= Provided records =
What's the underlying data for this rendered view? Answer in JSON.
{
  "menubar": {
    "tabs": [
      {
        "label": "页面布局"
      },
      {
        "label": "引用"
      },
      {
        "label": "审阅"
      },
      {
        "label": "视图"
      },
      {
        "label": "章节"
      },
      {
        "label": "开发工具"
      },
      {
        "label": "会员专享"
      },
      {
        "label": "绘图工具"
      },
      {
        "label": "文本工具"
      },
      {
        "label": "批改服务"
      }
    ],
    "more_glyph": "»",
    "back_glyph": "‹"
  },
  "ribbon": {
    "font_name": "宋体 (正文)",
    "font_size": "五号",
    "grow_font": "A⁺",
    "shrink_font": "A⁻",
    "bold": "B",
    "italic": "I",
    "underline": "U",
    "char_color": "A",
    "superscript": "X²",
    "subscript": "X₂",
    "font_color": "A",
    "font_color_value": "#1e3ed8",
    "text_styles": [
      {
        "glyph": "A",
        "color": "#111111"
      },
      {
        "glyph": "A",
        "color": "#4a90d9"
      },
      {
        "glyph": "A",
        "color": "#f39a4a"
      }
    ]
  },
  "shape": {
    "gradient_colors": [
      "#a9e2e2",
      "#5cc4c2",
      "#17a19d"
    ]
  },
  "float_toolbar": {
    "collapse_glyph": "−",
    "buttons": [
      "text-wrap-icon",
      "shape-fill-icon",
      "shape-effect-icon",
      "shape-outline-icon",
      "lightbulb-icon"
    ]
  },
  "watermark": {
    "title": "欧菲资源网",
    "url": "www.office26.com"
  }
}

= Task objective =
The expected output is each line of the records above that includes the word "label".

= Response to this task =
        "label": "页面布局"
        "label": "引用"
        "label": "审阅"
        "label": "视图"
        "label": "章节"
        "label": "开发工具"
        "label": "会员专享"
        "label": "绘图工具"
        "label": "文本工具"
        "label": "批改服务"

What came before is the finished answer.